OSHA fines Massachusetts roofing contractor for fall hazards

ConDig (28-Mar-18).  A Milford, Massachusetts-based roofing contractor has been fined by the Occupational Safety and Health Administration (OSHA) for fall violations on a site in Nashua, New Hampshire.

Guallpa Contracting Corp is facing fines of $299,324 after OSHA inspectors observed six of Guallpa’s employees working on a roof without fall protection. They also reported workers using ladders unsafely and failing to use head protection.

The Agency cited the contractor for exposing employees to fall hazards of up to 25 feet, ladder and head protection violations and for failing to provide effective training.

OSHA cited Guallpa for similar hazards in 2014 and 2015.

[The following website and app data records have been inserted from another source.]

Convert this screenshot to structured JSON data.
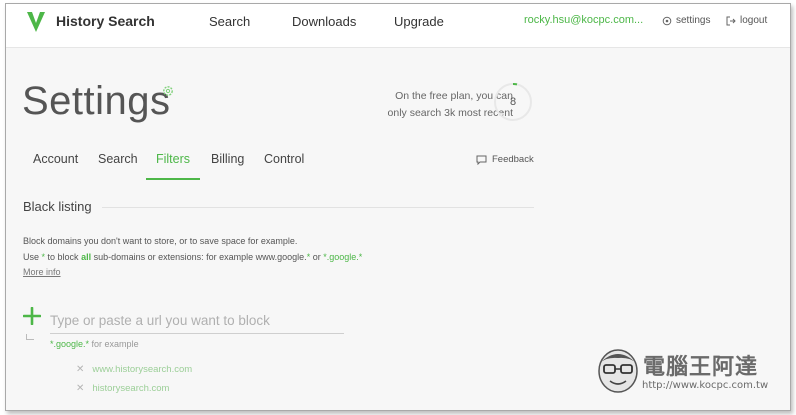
{
  "header": {
    "brand": "History Search",
    "nav": [
      "Search",
      "Downloads",
      "Upgrade"
    ],
    "user_email": "rocky.hsu@kocpc.com...",
    "settings_label": "settings",
    "logout_label": "logout"
  },
  "page": {
    "title": "Settings",
    "plan_line1": "On the free plan, you can",
    "plan_line2": "only search 3k most recent",
    "plan_count": "8"
  },
  "tabs": [
    "Account",
    "Search",
    "Filters",
    "Billing",
    "Control"
  ],
  "active_tab": "Filters",
  "feedback_label": "Feedback",
  "blacklist": {
    "title": "Black listing",
    "desc_line1": "Block domains you don't want to store, or to save space for example.",
    "desc2_pre": "Use ",
    "desc2_star": "*",
    "desc2_mid": " to block ",
    "desc2_all": "all",
    "desc2_post": " sub-domains or extensions: for example www.google.",
    "desc2_ex1": "*",
    "desc2_or": " or ",
    "desc2_ex2": "*.google.*",
    "more_info": "More info",
    "input_placeholder": "Type or paste a url you want to block",
    "input_value": "",
    "hint_example": "*.google.*",
    "hint_suffix": " for example",
    "items": [
      "www.historysearch.com",
      "historysearch.com"
    ]
  },
  "watermark": {
    "title": "電腦王阿達",
    "url": "http://www.kocpc.com.tw"
  },
  "colors": {
    "accent": "#4db748",
    "text": "#444444",
    "background": "#f7f7f7"
  },
  "icons": {
    "logo": "history-search-v-logo",
    "gear": "gear-icon",
    "logout": "logout-icon",
    "feedback": "chat-bubble-icon",
    "plus": "plus-icon",
    "remove": "close-icon"
  }
}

“Fall protection is required when employees are working at heights of six 6 feet or higher,” said Rosemarie Cole, OSHA New Hampshire area office director.

“This employer’s continued failure to follow safety standards is placing employees at risk of serious injury or death.”

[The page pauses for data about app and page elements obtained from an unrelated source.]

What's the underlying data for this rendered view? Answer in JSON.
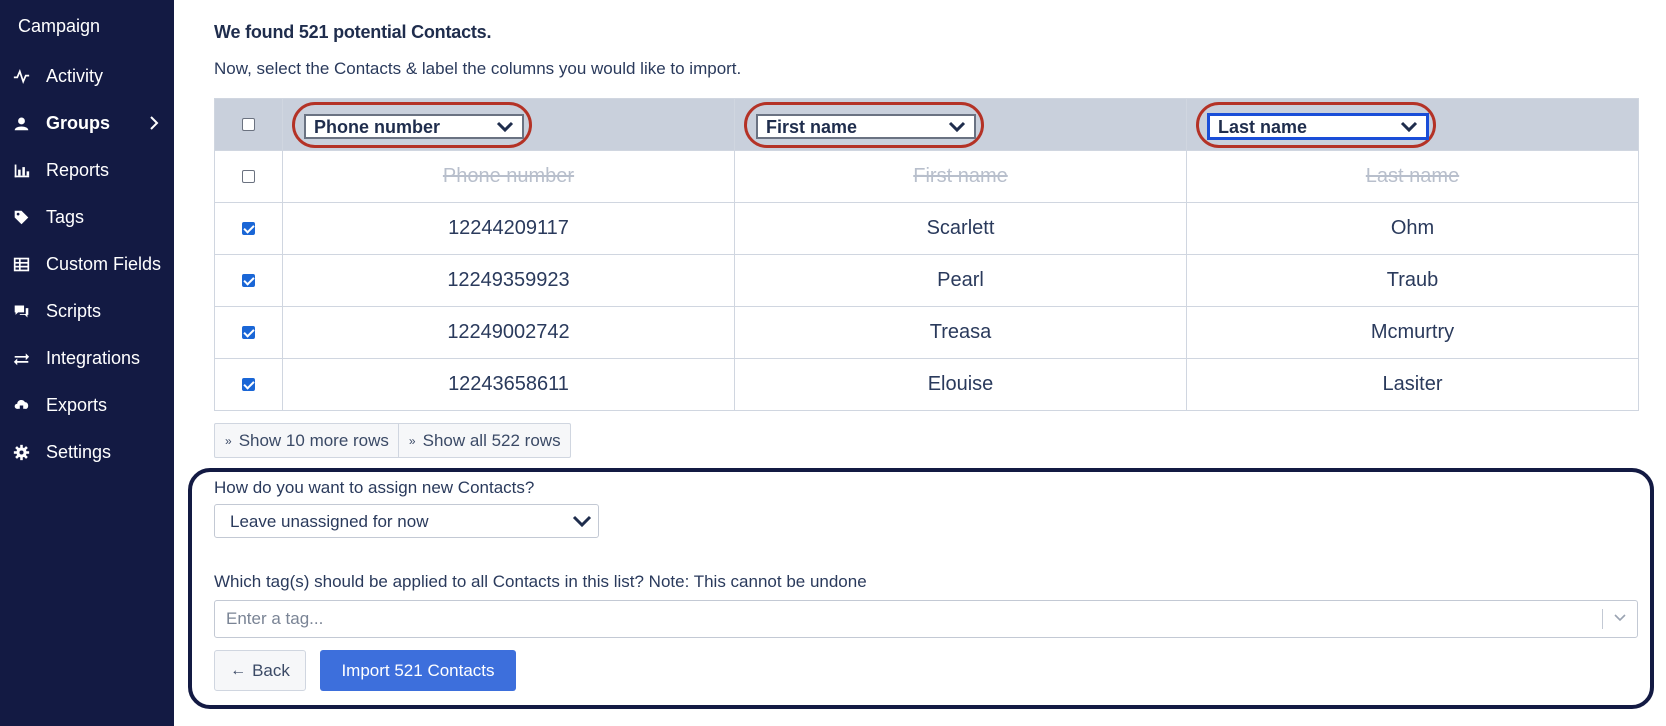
{
  "sidebar": {
    "brand": "Campaign",
    "items": [
      {
        "label": "Activity",
        "icon": "activity-icon"
      },
      {
        "label": "Groups",
        "icon": "users-icon",
        "active": true
      },
      {
        "label": "Reports",
        "icon": "bar-chart-icon"
      },
      {
        "label": "Tags",
        "icon": "tag-icon"
      },
      {
        "label": "Custom Fields",
        "icon": "table-icon"
      },
      {
        "label": "Scripts",
        "icon": "comments-icon"
      },
      {
        "label": "Integrations",
        "icon": "exchange-icon"
      },
      {
        "label": "Exports",
        "icon": "cloud-download-icon"
      },
      {
        "label": "Settings",
        "icon": "gear-icon"
      }
    ]
  },
  "main": {
    "found_text": "We found 521 potential Contacts.",
    "instructions": "Now, select the Contacts & label the columns you would like to import.",
    "columns": [
      {
        "select_value": "Phone number",
        "header_label": "Phone number"
      },
      {
        "select_value": "First name",
        "header_label": "First name"
      },
      {
        "select_value": "Last name",
        "header_label": "Last name"
      }
    ],
    "rows": [
      {
        "phone": "12244209117",
        "first": "Scarlett",
        "last": "Ohm",
        "checked": true
      },
      {
        "phone": "12249359923",
        "first": "Pearl",
        "last": "Traub",
        "checked": true
      },
      {
        "phone": "12249002742",
        "first": "Treasa",
        "last": "Mcmurtry",
        "checked": true
      },
      {
        "phone": "12243658611",
        "first": "Elouise",
        "last": "Lasiter",
        "checked": true
      }
    ],
    "show_more_label": "Show 10 more rows",
    "show_all_label": "Show all 522 rows",
    "assign_question": "How do you want to assign new Contacts?",
    "assign_value": "Leave unassigned for now",
    "tag_question": "Which tag(s) should be applied to all Contacts in this list? Note: This cannot be undone",
    "tag_placeholder": "Enter a tag...",
    "back_label": "Back",
    "import_label": "Import 521 Contacts"
  },
  "colors": {
    "sidebar_bg": "#131a43",
    "highlight_ring": "#b43226",
    "primary_button": "#3d6fdc",
    "header_bg": "#c9d0dc"
  }
}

It comes as OSHA cited a Marietta, Georgia-based independent roofing contractor earlier this week for fall violations on a site in Birmingham, Alabama.

Jose A. Serrato, who has been cited seven times in the past five years, is facing fines of $133,604 in proposed penalties.

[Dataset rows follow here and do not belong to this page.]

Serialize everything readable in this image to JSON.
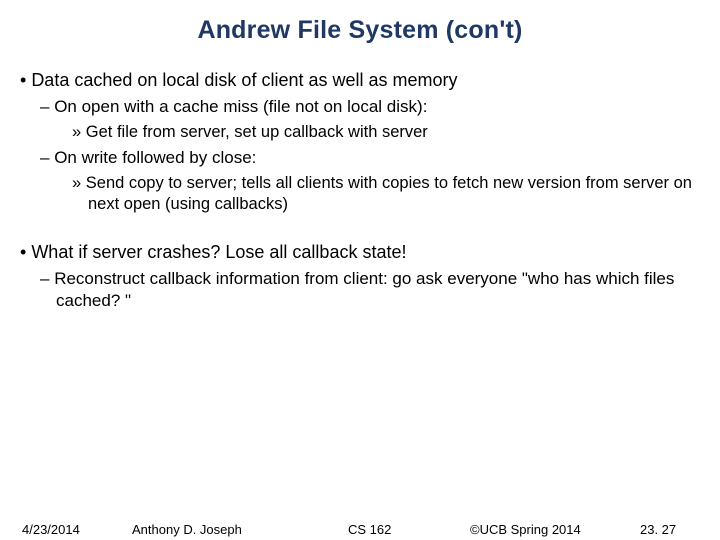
{
  "title": "Andrew File System (con't)",
  "bullets": {
    "b1a": "Data cached on local disk of client as well as memory",
    "b2a": "On open with a cache miss (file not on local disk):",
    "b3a": "Get file from server, set up callback with server",
    "b2b": "On write followed by close:",
    "b3b": "Send copy to server; tells all clients with copies to fetch new version from server on next open (using callbacks)",
    "b1b": "What if server crashes? Lose all callback state!",
    "b2c": "Reconstruct callback information from client: go ask everyone \"who has which files cached? \""
  },
  "footer": {
    "date": "4/23/2014",
    "author": "Anthony D. Joseph",
    "course": "CS 162",
    "copyright": "©UCB Spring 2014",
    "page": "23. 27"
  }
}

Meanwhile, OSHA also cited Tower King II Inc after three employees suffered fatal injuries while attempting to install a new antenna on a communications tower in Miami.

The Texas-based tower contractor was issued one serious citation for exposing employees to fall and struck-by hazards.

The company faces $12,934 in proposed penalties, the maximum allowed under law.

A 2016 Census of Fatal Occupational Injuries from the Bureau of Labor Statistics (BLS) released in December showed that the rate of fatal injuries in the construction industry increased 6% in 2016 to 991 worker deaths compared with 937 in 2015.

BLS figures showed that falls, struck by objects, electrocutions and caught-in/between accounted for 63.7% of all construction worker deaths in last year. There was a rise in total construction worker deaths for each of the “Fatal Four” in 2016.